An Iraqi judge has issued a warrant for the arrest of radical Shi'ite cleric Moqtada al-Sadr in connection with the murder last year of a rival Shi'ite cleric. The cleric's supporters have been staging violent protests in Shi'ite areas of Iraq during the past several days, resulting in dozens of deaths.
Coalition spokesmen Dan Senor says Mr. al-Sadr is among 12 people who are wanted for suspected involvement in the murder of Shi'ite cleric Abdel Majid al-Khoei, who was stabbed to death at a Shi'ite shrine in Najaf last April. He said the arrest warrant for Mr. al-Sadr was issued several months ago, and said the timing of the announcement is just a coincidence. But he reiterated that violence will not be tolerated in Iraq, "The debate in Iraq today is not between any two ethnic groups or any two regions.
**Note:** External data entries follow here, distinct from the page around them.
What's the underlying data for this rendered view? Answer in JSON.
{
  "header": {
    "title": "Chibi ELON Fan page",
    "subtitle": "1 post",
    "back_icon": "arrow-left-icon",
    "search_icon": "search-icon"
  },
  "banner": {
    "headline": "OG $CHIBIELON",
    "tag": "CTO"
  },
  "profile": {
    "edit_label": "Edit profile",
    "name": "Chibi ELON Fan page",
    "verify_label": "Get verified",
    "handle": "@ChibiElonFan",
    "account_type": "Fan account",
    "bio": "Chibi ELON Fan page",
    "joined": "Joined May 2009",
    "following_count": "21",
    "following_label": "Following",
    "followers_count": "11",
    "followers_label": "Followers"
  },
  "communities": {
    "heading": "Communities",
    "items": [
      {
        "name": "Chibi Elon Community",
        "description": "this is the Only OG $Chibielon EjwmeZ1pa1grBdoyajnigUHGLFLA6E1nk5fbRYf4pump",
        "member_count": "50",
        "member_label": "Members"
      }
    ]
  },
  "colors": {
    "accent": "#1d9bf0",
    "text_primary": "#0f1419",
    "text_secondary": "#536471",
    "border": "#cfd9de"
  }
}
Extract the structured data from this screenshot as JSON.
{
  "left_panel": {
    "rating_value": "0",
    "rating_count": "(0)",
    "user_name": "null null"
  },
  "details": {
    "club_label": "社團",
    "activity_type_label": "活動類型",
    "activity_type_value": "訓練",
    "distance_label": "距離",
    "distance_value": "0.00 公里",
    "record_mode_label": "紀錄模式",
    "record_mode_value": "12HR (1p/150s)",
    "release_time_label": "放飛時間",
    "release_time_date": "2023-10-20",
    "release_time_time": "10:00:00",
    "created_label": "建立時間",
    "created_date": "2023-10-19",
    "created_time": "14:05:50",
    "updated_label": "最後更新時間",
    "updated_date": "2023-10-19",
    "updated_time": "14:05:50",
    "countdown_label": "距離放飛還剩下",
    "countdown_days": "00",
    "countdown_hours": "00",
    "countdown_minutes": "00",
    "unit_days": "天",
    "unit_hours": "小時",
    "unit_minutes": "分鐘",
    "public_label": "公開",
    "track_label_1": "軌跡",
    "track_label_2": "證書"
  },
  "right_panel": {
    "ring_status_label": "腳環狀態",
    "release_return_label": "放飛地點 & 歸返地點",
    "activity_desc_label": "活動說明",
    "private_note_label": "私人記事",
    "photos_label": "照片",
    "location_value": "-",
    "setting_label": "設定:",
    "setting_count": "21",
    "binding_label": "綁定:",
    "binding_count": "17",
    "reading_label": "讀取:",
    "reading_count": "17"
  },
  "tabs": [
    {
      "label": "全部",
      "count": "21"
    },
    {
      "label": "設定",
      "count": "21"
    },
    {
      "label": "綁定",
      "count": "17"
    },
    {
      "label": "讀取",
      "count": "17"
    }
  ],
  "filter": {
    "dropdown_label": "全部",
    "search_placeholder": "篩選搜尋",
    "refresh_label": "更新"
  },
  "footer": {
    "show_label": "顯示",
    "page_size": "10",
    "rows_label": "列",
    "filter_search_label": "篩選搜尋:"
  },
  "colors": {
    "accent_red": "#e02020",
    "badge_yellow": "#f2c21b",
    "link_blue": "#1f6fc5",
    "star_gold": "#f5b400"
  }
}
It is between moderates and extremists, and there is no room for extremists in Iraq."
Earlier in the day, U.S. helicopters near Baghdad fired on armed Shi'ite militiamen who were urged by the radical cleric to terrorize their enemy. Brigadier General Mark Kimmitt said Mr. al-Sadr's militia, known as the Mehdi Army, poses a danger to security in Iraq.
"The actions of the Mehdi army over the past 48 hours are clearly inconsistent with a safe and secure environment and clearly inconsistent with the security of the people of Iraq and we will take action as and when necessary to create a safe and secure environment in Iraq," the General said.
Supporters of the radical cleric began protesting last week over the U.S. decision to close a newspaper headed by Moqtada al-Sadr, who has been an outspoken critic of the U.S. occupation of Iraq. Coalition officials said the newspaper was inciting its readers to violence.
Many Shi'ites were also angry over the arrest of a top aide to Mr. al-Sadr, and demanded his release.
The protests turned deadly Sunday, after armed Shi'ite demonstrators clashed with coalition troops, resulting in dozens of deaths.
General Kimmit said coalition forces are prepared to take serious action against those who resort to extreme measures, "Individuals who create violence, who incite violence, who execute violence against persons inside Iraq, will be hunted down and captured or killed."
In the wake of the recent clashes between coalition forces and Sunni and Shi'ite groups, some analysts have begun to cast doubt on whether the U.S.-led coalition will be able to transfer sovereignty to the Iraqis by June 30, as planned.
Mr. Senor said the resistance is coming from three specific sources, and said the United States will not be swayed from its planned hand-over date.
"There are clearly foreign terrorists and former Baathists and other extremists inside Iraq who are trying to derail the process to June 30 when we hand over sovereignty," said Mr. Senor. "As General Kimmitt has said we absolutely will not tolerate that, and the Iraqi people will not tolerate that."
Mr. al-Sadr is the 30-year-old son of Ayatollah Mohammed Sadeq al-Sadr, a popular Shi'ite religious leader who defied the Saddam Hussein regime and was killed in 1999 by Baathist agents.
According to news reports, Mr. al-Sadr is surrounded by supporters inside a mosque in the Shi'ite city of Kufa. General Kimmitt said the cleric will be treated with respect if he surrenders. But aids to the cleric have pledged to protect their spiritual leader.